*** Opening of Supplied information ***
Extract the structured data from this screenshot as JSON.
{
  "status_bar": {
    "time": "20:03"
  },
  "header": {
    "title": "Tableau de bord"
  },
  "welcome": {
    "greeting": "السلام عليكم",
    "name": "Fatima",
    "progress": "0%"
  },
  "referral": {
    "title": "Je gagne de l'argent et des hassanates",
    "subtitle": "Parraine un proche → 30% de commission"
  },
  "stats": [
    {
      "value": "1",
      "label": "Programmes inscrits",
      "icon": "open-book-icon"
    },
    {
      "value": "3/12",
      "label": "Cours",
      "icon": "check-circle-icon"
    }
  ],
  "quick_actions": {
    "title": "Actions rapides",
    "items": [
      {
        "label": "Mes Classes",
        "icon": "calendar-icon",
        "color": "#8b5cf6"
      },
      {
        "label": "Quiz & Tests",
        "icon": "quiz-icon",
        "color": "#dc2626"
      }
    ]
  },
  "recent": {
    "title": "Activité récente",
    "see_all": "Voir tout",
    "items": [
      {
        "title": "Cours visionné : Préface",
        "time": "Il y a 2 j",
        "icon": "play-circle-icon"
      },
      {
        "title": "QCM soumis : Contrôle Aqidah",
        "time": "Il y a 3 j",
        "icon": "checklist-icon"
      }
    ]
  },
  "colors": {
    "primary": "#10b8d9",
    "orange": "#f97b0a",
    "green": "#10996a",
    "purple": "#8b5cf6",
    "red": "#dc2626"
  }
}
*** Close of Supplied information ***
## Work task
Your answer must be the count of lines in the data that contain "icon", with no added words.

## Exercise output
6